* **Problem to work on**:
Among the records below, which lines contain the string "source"? Report them.

++++++++++

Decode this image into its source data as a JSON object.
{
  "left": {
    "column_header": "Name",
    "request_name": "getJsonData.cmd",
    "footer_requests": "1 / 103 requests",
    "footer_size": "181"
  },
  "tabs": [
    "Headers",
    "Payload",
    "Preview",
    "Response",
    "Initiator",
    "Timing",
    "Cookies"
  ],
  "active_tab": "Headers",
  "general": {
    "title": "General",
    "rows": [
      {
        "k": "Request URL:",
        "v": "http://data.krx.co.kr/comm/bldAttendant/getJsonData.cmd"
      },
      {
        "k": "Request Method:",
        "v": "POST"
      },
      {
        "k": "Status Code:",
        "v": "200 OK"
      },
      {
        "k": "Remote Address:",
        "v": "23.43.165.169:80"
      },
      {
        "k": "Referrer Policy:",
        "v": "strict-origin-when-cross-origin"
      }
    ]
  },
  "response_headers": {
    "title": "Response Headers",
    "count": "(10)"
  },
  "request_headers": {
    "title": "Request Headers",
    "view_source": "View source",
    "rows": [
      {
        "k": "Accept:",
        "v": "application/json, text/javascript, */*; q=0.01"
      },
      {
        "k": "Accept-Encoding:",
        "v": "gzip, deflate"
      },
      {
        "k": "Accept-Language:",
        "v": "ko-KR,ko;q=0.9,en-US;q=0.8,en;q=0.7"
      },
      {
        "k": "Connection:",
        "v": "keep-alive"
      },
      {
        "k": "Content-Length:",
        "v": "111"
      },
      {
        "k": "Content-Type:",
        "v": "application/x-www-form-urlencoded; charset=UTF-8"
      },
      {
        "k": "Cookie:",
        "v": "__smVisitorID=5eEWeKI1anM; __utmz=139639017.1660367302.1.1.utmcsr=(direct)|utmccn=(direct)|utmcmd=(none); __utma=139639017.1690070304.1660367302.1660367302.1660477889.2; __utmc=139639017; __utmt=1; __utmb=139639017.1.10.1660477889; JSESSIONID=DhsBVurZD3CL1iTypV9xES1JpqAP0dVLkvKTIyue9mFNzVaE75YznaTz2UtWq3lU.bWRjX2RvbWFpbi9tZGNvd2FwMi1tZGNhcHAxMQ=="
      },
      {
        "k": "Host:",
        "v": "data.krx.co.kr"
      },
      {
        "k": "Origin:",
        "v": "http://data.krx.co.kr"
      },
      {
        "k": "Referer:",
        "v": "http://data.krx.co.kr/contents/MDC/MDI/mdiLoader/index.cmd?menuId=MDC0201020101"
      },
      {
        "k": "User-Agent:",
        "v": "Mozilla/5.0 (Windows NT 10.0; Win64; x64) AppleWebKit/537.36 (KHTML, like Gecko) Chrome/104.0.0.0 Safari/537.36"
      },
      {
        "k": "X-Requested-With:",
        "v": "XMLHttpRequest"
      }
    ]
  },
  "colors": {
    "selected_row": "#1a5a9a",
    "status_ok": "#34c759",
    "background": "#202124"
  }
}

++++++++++

* **Solution to this exercise**:
Decode this image into its source data as a JSON object.
    "view_source": "View source",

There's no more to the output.